**** Data provided ****

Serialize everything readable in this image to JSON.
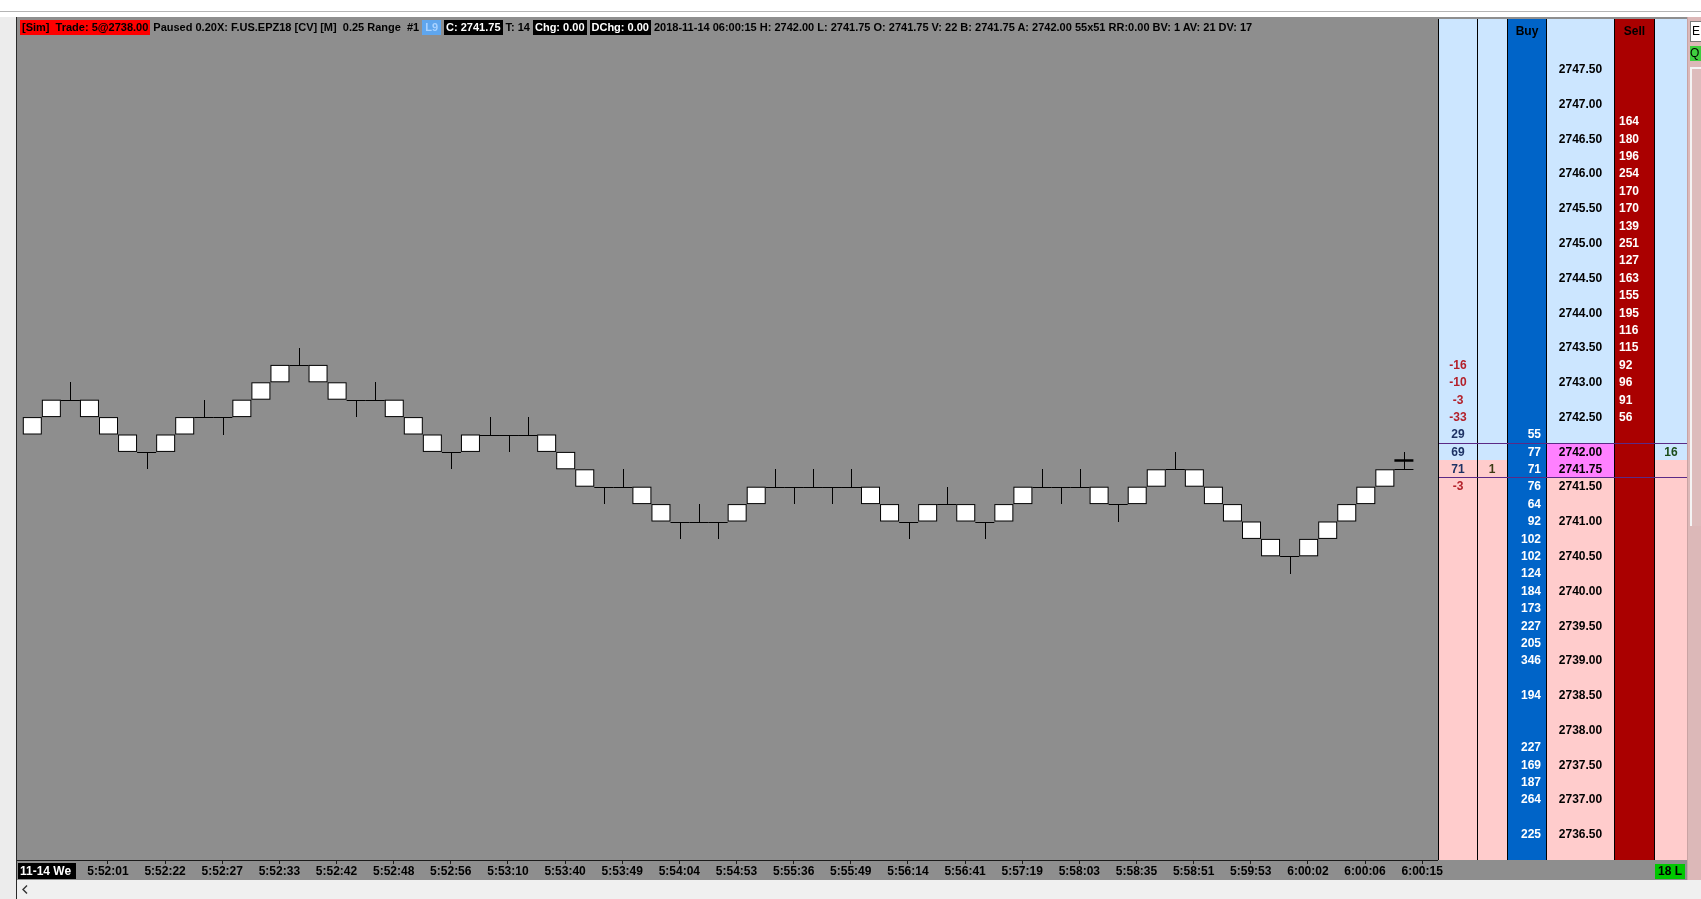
{
  "chart": {
    "header": [
      {
        "kind": "alert",
        "text": "[Sim]  Trade: 5@2738.00"
      },
      {
        "kind": "plain",
        "text": "Paused 0.20X: F.US.EPZ18 [CV] [M]  0.25 Range  #1"
      },
      {
        "kind": "tag",
        "text": "L9"
      },
      {
        "kind": "inverse",
        "text": "C: 2741.75"
      },
      {
        "kind": "plain",
        "text": "T: 14"
      },
      {
        "kind": "inverse",
        "text": "Chg: 0.00"
      },
      {
        "kind": "inverse",
        "text": "DChg: 0.00"
      },
      {
        "kind": "plain",
        "text": "2018-11-14 06:00:15 H: 2742.00 L: 2741.75 O: 2741.75 V: 22 B: 2741.75 A: 2742.00 55x51 RR:0.00 BV: 1 AV: 21 DV: 17"
      }
    ],
    "date_label": "11-14 We",
    "time_labels": [
      "5:52:01",
      "5:52:22",
      "5:52:27",
      "5:52:33",
      "5:52:42",
      "5:52:48",
      "5:52:56",
      "5:53:10",
      "5:53:40",
      "5:53:49",
      "5:54:04",
      "5:54:53",
      "5:55:36",
      "5:55:49",
      "5:56:14",
      "5:56:41",
      "5:57:19",
      "5:58:03",
      "5:58:35",
      "5:58:51",
      "5:59:53",
      "6:00:02",
      "6:00:06",
      "6:00:15"
    ]
  },
  "ladder": {
    "buy_label": "Buy",
    "sell_label": "Sell",
    "footer_tag": "18 L",
    "rows": [
      {
        "kind": "ask",
        "inside": false
      },
      {
        "price": "2747.50",
        "kind": "ask",
        "inside": false
      },
      {
        "kind": "ask",
        "inside": false
      },
      {
        "price": "2747.00",
        "kind": "ask",
        "inside": false
      },
      {
        "sell": "164",
        "kind": "ask",
        "inside": false
      },
      {
        "price": "2746.50",
        "sell": "180",
        "kind": "ask",
        "inside": false
      },
      {
        "sell": "196",
        "kind": "ask",
        "inside": false
      },
      {
        "price": "2746.00",
        "sell": "254",
        "kind": "ask",
        "inside": false
      },
      {
        "sell": "170",
        "kind": "ask",
        "inside": false
      },
      {
        "price": "2745.50",
        "sell": "170",
        "kind": "ask",
        "inside": false
      },
      {
        "sell": "139",
        "kind": "ask",
        "inside": false
      },
      {
        "price": "2745.00",
        "sell": "251",
        "kind": "ask",
        "inside": false
      },
      {
        "sell": "127",
        "kind": "ask",
        "inside": false
      },
      {
        "price": "2744.50",
        "sell": "163",
        "kind": "ask",
        "inside": false
      },
      {
        "sell": "155",
        "kind": "ask",
        "inside": false
      },
      {
        "price": "2744.00",
        "sell": "195",
        "kind": "ask",
        "inside": false
      },
      {
        "sell": "116",
        "kind": "ask",
        "inside": false
      },
      {
        "price": "2743.50",
        "sell": "115",
        "kind": "ask",
        "inside": false
      },
      {
        "delta": {
          "text": "-16",
          "color": "#b3202a"
        },
        "sell": "92",
        "kind": "ask",
        "inside": false
      },
      {
        "delta": {
          "text": "-10",
          "color": "#b3202a"
        },
        "price": "2743.00",
        "sell": "96",
        "kind": "ask",
        "inside": false
      },
      {
        "delta": {
          "text": "-3",
          "color": "#b3202a"
        },
        "sell": "91",
        "kind": "ask",
        "inside": false
      },
      {
        "delta": {
          "text": "-33",
          "color": "#b3202a"
        },
        "price": "2742.50",
        "sell": "56",
        "kind": "ask",
        "inside": false
      },
      {
        "delta": {
          "text": "29",
          "color": "#1e3264"
        },
        "buy": "55",
        "kind": "ask",
        "inside": false
      },
      {
        "delta": {
          "text": "69",
          "color": "#1e3264"
        },
        "buy": "77",
        "price": "2742.00",
        "col_6": "16",
        "kind": "ask",
        "inside": true
      },
      {
        "delta": {
          "text": "71",
          "color": "#1e3264"
        },
        "col_2": "1",
        "buy": "71",
        "price": "2741.75",
        "kind": "bid",
        "inside": true
      },
      {
        "delta": {
          "text": "-3",
          "color": "#b3202a"
        },
        "buy": "76",
        "price": "2741.50",
        "kind": "bid",
        "inside": false
      },
      {
        "buy": "64",
        "kind": "bid",
        "inside": false
      },
      {
        "buy": "92",
        "price": "2741.00",
        "kind": "bid",
        "inside": false
      },
      {
        "buy": "102",
        "kind": "bid",
        "inside": false
      },
      {
        "buy": "102",
        "price": "2740.50",
        "kind": "bid",
        "inside": false
      },
      {
        "buy": "124",
        "kind": "bid",
        "inside": false
      },
      {
        "buy": "184",
        "price": "2740.00",
        "kind": "bid",
        "inside": false
      },
      {
        "buy": "173",
        "kind": "bid",
        "inside": false
      },
      {
        "buy": "227",
        "price": "2739.50",
        "kind": "bid",
        "inside": false
      },
      {
        "buy": "205",
        "kind": "bid",
        "inside": false
      },
      {
        "buy": "346",
        "price": "2739.00",
        "kind": "bid",
        "inside": false
      },
      {
        "kind": "bid",
        "inside": false
      },
      {
        "buy": "194",
        "price": "2738.50",
        "kind": "bid",
        "inside": false
      },
      {
        "kind": "bid",
        "inside": false
      },
      {
        "price": "2738.00",
        "kind": "bid",
        "inside": false
      },
      {
        "buy": "227",
        "kind": "bid",
        "inside": false
      },
      {
        "buy": "169",
        "price": "2737.50",
        "kind": "bid",
        "inside": false
      },
      {
        "buy": "187",
        "kind": "bid",
        "inside": false
      },
      {
        "buy": "264",
        "price": "2737.00",
        "kind": "bid",
        "inside": false
      },
      {
        "kind": "bid",
        "inside": false
      },
      {
        "buy": "225",
        "price": "2736.50",
        "kind": "bid",
        "inside": false
      },
      {
        "kind": "bid",
        "inside": false
      }
    ]
  },
  "side_panel": {
    "field_value": "E",
    "tag": "Q"
  }
}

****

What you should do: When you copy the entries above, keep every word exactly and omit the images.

Task solution:
Serialize everything readable in this image to JSON.
{
  "chart": {
    "header": [
      {
        "kind": "alert",
        "text": "[Sim]  Trade: 5@2738.00"
      },
      {
        "kind": "plain",
        "text": "Paused 0.20X: F.US.EPZ18 [CV] [M]  0.25 Range  #1"
      },
      {
        "kind": "tag",
        "text": "L9"
      },
      {
        "kind": "inverse",
        "text": "C: 2741.75"
      },
      {
        "kind": "plain",
        "text": "T: 14"
      },
      {
        "kind": "inverse",
        "text": "Chg: 0.00"
      },
      {
        "kind": "inverse",
        "text": "DChg: 0.00"
      },
      {
        "kind": "plain",
        "text": "2018-11-14 06:00:15 H: 2742.00 L: 2741.75 O: 2741.75 V: 22 B: 2741.75 A: 2742.00 55x51 RR:0.00 BV: 1 AV: 21 DV: 17"
      }
    ],
    "date_label": "11-14 We",
    "time_labels": [
      "5:52:01",
      "5:52:22",
      "5:52:27",
      "5:52:33",
      "5:52:42",
      "5:52:48",
      "5:52:56",
      "5:53:10",
      "5:53:40",
      "5:53:49",
      "5:54:04",
      "5:54:53",
      "5:55:36",
      "5:55:49",
      "5:56:14",
      "5:56:41",
      "5:57:19",
      "5:58:03",
      "5:58:35",
      "5:58:51",
      "5:59:53",
      "6:00:02",
      "6:00:06",
      "6:00:15"
    ]
  },
  "ladder": {
    "buy_label": "Buy",
    "sell_label": "Sell",
    "footer_tag": "18 L",
    "rows": [
      {
        "kind": "ask",
        "inside": false
      },
      {
        "price": "2747.50",
        "kind": "ask",
        "inside": false
      },
      {
        "kind": "ask",
        "inside": false
      },
      {
        "price": "2747.00",
        "kind": "ask",
        "inside": false
      },
      {
        "sell": "164",
        "kind": "ask",
        "inside": false
      },
      {
        "price": "2746.50",
        "sell": "180",
        "kind": "ask",
        "inside": false
      },
      {
        "sell": "196",
        "kind": "ask",
        "inside": false
      },
      {
        "price": "2746.00",
        "sell": "254",
        "kind": "ask",
        "inside": false
      },
      {
        "sell": "170",
        "kind": "ask",
        "inside": false
      },
      {
        "price": "2745.50",
        "sell": "170",
        "kind": "ask",
        "inside": false
      },
      {
        "sell": "139",
        "kind": "ask",
        "inside": false
      },
      {
        "price": "2745.00",
        "sell": "251",
        "kind": "ask",
        "inside": false
      },
      {
        "sell": "127",
        "kind": "ask",
        "inside": false
      },
      {
        "price": "2744.50",
        "sell": "163",
        "kind": "ask",
        "inside": false
      },
      {
        "sell": "155",
        "kind": "ask",
        "inside": false
      },
      {
        "price": "2744.00",
        "sell": "195",
        "kind": "ask",
        "inside": false
      },
      {
        "sell": "116",
        "kind": "ask",
        "inside": false
      },
      {
        "price": "2743.50",
        "sell": "115",
        "kind": "ask",
        "inside": false
      },
      {
        "delta": {
          "text": "-16",
          "color": "#b3202a"
        },
        "sell": "92",
        "kind": "ask",
        "inside": false
      },
      {
        "delta": {
          "text": "-10",
          "color": "#b3202a"
        },
        "price": "2743.00",
        "sell": "96",
        "kind": "ask",
        "inside": false
      },
      {
        "delta": {
          "text": "-3",
          "color": "#b3202a"
        },
        "sell": "91",
        "kind": "ask",
        "inside": false
      },
      {
        "delta": {
          "text": "-33",
          "color": "#b3202a"
        },
        "price": "2742.50",
        "sell": "56",
        "kind": "ask",
        "inside": false
      },
      {
        "delta": {
          "text": "29",
          "color": "#1e3264"
        },
        "buy": "55",
        "kind": "ask",
        "inside": false
      },
      {
        "delta": {
          "text": "69",
          "color": "#1e3264"
        },
        "buy": "77",
        "price": "2742.00",
        "col_6": "16",
        "kind": "ask",
        "inside": true
      },
      {
        "delta": {
          "text": "71",
          "color": "#1e3264"
        },
        "col_2": "1",
        "buy": "71",
        "price": "2741.75",
        "kind": "bid",
        "inside": true
      },
      {
        "delta": {
          "text": "-3",
          "color": "#b3202a"
        },
        "buy": "76",
        "price": "2741.50",
        "kind": "bid",
        "inside": false
      },
      {
        "buy": "64",
        "kind": "bid",
        "inside": false
      },
      {
        "buy": "92",
        "price": "2741.00",
        "kind": "bid",
        "inside": false
      },
      {
        "buy": "102",
        "kind": "bid",
        "inside": false
      },
      {
        "buy": "102",
        "price": "2740.50",
        "kind": "bid",
        "inside": false
      },
      {
        "buy": "124",
        "kind": "bid",
        "inside": false
      },
      {
        "buy": "184",
        "price": "2740.00",
        "kind": "bid",
        "inside": false
      },
      {
        "buy": "173",
        "kind": "bid",
        "inside": false
      },
      {
        "buy": "227",
        "price": "2739.50",
        "kind": "bid",
        "inside": false
      },
      {
        "buy": "205",
        "kind": "bid",
        "inside": false
      },
      {
        "buy": "346",
        "price": "2739.00",
        "kind": "bid",
        "inside": false
      },
      {
        "kind": "bid",
        "inside": false
      },
      {
        "buy": "194",
        "price": "2738.50",
        "kind": "bid",
        "inside": false
      },
      {
        "kind": "bid",
        "inside": false
      },
      {
        "price": "2738.00",
        "kind": "bid",
        "inside": false
      },
      {
        "buy": "227",
        "kind": "bid",
        "inside": false
      },
      {
        "buy": "169",
        "price": "2737.50",
        "kind": "bid",
        "inside": false
      },
      {
        "buy": "187",
        "kind": "bid",
        "inside": false
      },
      {
        "buy": "264",
        "price": "2737.00",
        "kind": "bid",
        "inside": false
      },
      {
        "kind": "bid",
        "inside": false
      },
      {
        "buy": "225",
        "price": "2736.50",
        "kind": "bid",
        "inside": false
      },
      {
        "kind": "bid",
        "inside": false
      }
    ]
  },
  "side_panel": {
    "field_value": "E",
    "tag": "Q"
  }
}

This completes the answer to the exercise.